*What is needed*: Once you have read the data below, set it all down again exactly.

Extracted records
↓↓↓
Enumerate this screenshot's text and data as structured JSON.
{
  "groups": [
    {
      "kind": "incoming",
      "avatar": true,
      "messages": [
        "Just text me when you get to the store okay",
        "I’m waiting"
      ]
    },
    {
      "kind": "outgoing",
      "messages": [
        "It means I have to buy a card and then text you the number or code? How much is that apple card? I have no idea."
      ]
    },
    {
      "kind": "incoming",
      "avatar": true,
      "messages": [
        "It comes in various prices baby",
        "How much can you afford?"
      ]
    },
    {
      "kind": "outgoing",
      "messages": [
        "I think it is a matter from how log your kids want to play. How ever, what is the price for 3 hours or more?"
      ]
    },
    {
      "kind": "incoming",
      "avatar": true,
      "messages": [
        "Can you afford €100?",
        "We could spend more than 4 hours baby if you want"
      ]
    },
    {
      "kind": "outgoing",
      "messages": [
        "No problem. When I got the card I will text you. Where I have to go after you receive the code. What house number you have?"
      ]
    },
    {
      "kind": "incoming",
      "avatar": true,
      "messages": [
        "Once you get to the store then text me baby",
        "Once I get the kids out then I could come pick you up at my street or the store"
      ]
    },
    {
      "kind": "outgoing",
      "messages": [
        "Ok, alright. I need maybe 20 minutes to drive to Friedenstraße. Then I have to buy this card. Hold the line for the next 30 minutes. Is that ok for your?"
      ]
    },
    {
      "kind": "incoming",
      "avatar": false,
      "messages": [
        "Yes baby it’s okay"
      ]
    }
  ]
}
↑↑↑
*Reply to the exercise*:
Enumerate this screenshot's text and data as structured JSON.
{
  "groups": [
    {
      "kind": "incoming",
      "avatar": true,
      "messages": [
        "Just text me when you get to the store okay",
        "I’m waiting"
      ]
    },
    {
      "kind": "outgoing",
      "messages": [
        "It means I have to buy a card and then text you the number or code? How much is that apple card? I have no idea."
      ]
    },
    {
      "kind": "incoming",
      "avatar": true,
      "messages": [
        "It comes in various prices baby",
        "How much can you afford?"
      ]
    },
    {
      "kind": "outgoing",
      "messages": [
        "I think it is a matter from how log your kids want to play. How ever, what is the price for 3 hours or more?"
      ]
    },
    {
      "kind": "incoming",
      "avatar": true,
      "messages": [
        "Can you afford €100?",
        "We could spend more than 4 hours baby if you want"
      ]
    },
    {
      "kind": "outgoing",
      "messages": [
        "No problem. When I got the card I will text you. Where I have to go after you receive the code. What house number you have?"
      ]
    },
    {
      "kind": "incoming",
      "avatar": true,
      "messages": [
        "Once you get to the store then text me baby",
        "Once I get the kids out then I could come pick you up at my street or the store"
      ]
    },
    {
      "kind": "outgoing",
      "messages": [
        "Ok, alright. I need maybe 20 minutes to drive to Friedenstraße. Then I have to buy this card. Hold the line for the next 30 minutes. Is that ok for your?"
      ]
    },
    {
      "kind": "incoming",
      "avatar": false,
      "messages": [
        "Yes baby it’s okay"
      ]
    }
  ]
}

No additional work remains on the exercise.